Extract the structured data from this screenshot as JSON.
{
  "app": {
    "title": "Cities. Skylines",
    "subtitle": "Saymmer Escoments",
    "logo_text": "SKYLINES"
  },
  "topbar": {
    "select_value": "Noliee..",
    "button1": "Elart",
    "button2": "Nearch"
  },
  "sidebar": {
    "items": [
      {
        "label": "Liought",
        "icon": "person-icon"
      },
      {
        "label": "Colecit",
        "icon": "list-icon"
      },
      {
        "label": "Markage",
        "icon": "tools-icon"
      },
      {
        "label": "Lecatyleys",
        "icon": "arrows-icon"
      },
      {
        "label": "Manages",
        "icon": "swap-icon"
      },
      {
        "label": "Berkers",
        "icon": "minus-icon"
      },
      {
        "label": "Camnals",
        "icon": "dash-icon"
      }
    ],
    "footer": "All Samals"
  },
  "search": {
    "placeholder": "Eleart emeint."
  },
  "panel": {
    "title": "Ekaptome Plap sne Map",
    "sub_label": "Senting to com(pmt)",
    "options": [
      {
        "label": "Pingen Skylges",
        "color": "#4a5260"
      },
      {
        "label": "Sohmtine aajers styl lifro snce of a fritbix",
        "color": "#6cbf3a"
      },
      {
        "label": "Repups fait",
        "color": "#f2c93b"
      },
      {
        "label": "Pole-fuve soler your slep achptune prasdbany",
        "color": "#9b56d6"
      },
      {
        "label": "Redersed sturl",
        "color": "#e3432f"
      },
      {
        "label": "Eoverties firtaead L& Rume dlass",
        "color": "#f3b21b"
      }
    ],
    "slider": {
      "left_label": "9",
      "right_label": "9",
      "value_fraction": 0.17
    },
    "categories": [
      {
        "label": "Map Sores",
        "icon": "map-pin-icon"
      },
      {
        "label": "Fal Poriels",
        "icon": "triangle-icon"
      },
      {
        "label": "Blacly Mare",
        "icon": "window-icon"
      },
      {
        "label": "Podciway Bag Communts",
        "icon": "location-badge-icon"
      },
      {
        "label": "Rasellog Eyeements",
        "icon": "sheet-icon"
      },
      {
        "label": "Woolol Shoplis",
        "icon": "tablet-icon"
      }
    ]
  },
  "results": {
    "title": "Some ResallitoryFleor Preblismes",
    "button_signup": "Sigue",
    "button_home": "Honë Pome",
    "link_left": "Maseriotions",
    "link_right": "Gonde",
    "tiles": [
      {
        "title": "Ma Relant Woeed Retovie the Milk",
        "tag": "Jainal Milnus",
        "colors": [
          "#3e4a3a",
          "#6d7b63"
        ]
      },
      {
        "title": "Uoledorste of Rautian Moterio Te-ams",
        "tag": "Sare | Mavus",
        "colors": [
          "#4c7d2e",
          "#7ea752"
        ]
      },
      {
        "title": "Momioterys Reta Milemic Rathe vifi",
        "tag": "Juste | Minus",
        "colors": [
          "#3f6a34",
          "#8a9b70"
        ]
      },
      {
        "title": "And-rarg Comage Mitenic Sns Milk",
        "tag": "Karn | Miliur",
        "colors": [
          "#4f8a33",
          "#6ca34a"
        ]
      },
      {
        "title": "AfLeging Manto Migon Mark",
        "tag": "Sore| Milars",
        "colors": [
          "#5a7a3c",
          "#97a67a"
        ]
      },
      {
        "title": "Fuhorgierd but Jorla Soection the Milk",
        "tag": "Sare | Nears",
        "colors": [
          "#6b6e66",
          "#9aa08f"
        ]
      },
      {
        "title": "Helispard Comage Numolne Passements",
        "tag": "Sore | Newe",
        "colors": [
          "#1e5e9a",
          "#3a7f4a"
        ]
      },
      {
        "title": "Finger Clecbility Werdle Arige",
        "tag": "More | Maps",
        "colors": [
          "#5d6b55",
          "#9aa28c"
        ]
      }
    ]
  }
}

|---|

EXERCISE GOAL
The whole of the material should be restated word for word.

REPLY
Extract the structured data from this screenshot as JSON.
{
  "app": {
    "title": "Cities. Skylines",
    "subtitle": "Saymmer Escoments",
    "logo_text": "SKYLINES"
  },
  "topbar": {
    "select_value": "Noliee..",
    "button1": "Elart",
    "button2": "Nearch"
  },
  "sidebar": {
    "items": [
      {
        "label": "Liought",
        "icon": "person-icon"
      },
      {
        "label": "Colecit",
        "icon": "list-icon"
      },
      {
        "label": "Markage",
        "icon": "tools-icon"
      },
      {
        "label": "Lecatyleys",
        "icon": "arrows-icon"
      },
      {
        "label": "Manages",
        "icon": "swap-icon"
      },
      {
        "label": "Berkers",
        "icon": "minus-icon"
      },
      {
        "label": "Camnals",
        "icon": "dash-icon"
      }
    ],
    "footer": "All Samals"
  },
  "search": {
    "placeholder": "Eleart emeint."
  },
  "panel": {
    "title": "Ekaptome Plap sne Map",
    "sub_label": "Senting to com(pmt)",
    "options": [
      {
        "label": "Pingen Skylges",
        "color": "#4a5260"
      },
      {
        "label": "Sohmtine aajers styl lifro snce of a fritbix",
        "color": "#6cbf3a"
      },
      {
        "label": "Repups fait",
        "color": "#f2c93b"
      },
      {
        "label": "Pole-fuve soler your slep achptune prasdbany",
        "color": "#9b56d6"
      },
      {
        "label": "Redersed sturl",
        "color": "#e3432f"
      },
      {
        "label": "Eoverties firtaead L& Rume dlass",
        "color": "#f3b21b"
      }
    ],
    "slider": {
      "left_label": "9",
      "right_label": "9",
      "value_fraction": 0.17
    },
    "categories": [
      {
        "label": "Map Sores",
        "icon": "map-pin-icon"
      },
      {
        "label": "Fal Poriels",
        "icon": "triangle-icon"
      },
      {
        "label": "Blacly Mare",
        "icon": "window-icon"
      },
      {
        "label": "Podciway Bag Communts",
        "icon": "location-badge-icon"
      },
      {
        "label": "Rasellog Eyeements",
        "icon": "sheet-icon"
      },
      {
        "label": "Woolol Shoplis",
        "icon": "tablet-icon"
      }
    ]
  },
  "results": {
    "title": "Some ResallitoryFleor Preblismes",
    "button_signup": "Sigue",
    "button_home": "Honë Pome",
    "link_left": "Maseriotions",
    "link_right": "Gonde",
    "tiles": [
      {
        "title": "Ma Relant Woeed Retovie the Milk",
        "tag": "Jainal Milnus",
        "colors": [
          "#3e4a3a",
          "#6d7b63"
        ]
      },
      {
        "title": "Uoledorste of Rautian Moterio Te-ams",
        "tag": "Sare | Mavus",
        "colors": [
          "#4c7d2e",
          "#7ea752"
        ]
      },
      {
        "title": "Momioterys Reta Milemic Rathe vifi",
        "tag": "Juste | Minus",
        "colors": [
          "#3f6a34",
          "#8a9b70"
        ]
      },
      {
        "title": "And-rarg Comage Mitenic Sns Milk",
        "tag": "Karn | Miliur",
        "colors": [
          "#4f8a33",
          "#6ca34a"
        ]
      },
      {
        "title": "AfLeging Manto Migon Mark",
        "tag": "Sore| Milars",
        "colors": [
          "#5a7a3c",
          "#97a67a"
        ]
      },
      {
        "title": "Fuhorgierd but Jorla Soection the Milk",
        "tag": "Sare | Nears",
        "colors": [
          "#6b6e66",
          "#9aa08f"
        ]
      },
      {
        "title": "Helispard Comage Numolne Passements",
        "tag": "Sore | Newe",
        "colors": [
          "#1e5e9a",
          "#3a7f4a"
        ]
      },
      {
        "title": "Finger Clecbility Werdle Arige",
        "tag": "More | Maps",
        "colors": [
          "#5d6b55",
          "#9aa28c"
        ]
      }
    ]
  }
}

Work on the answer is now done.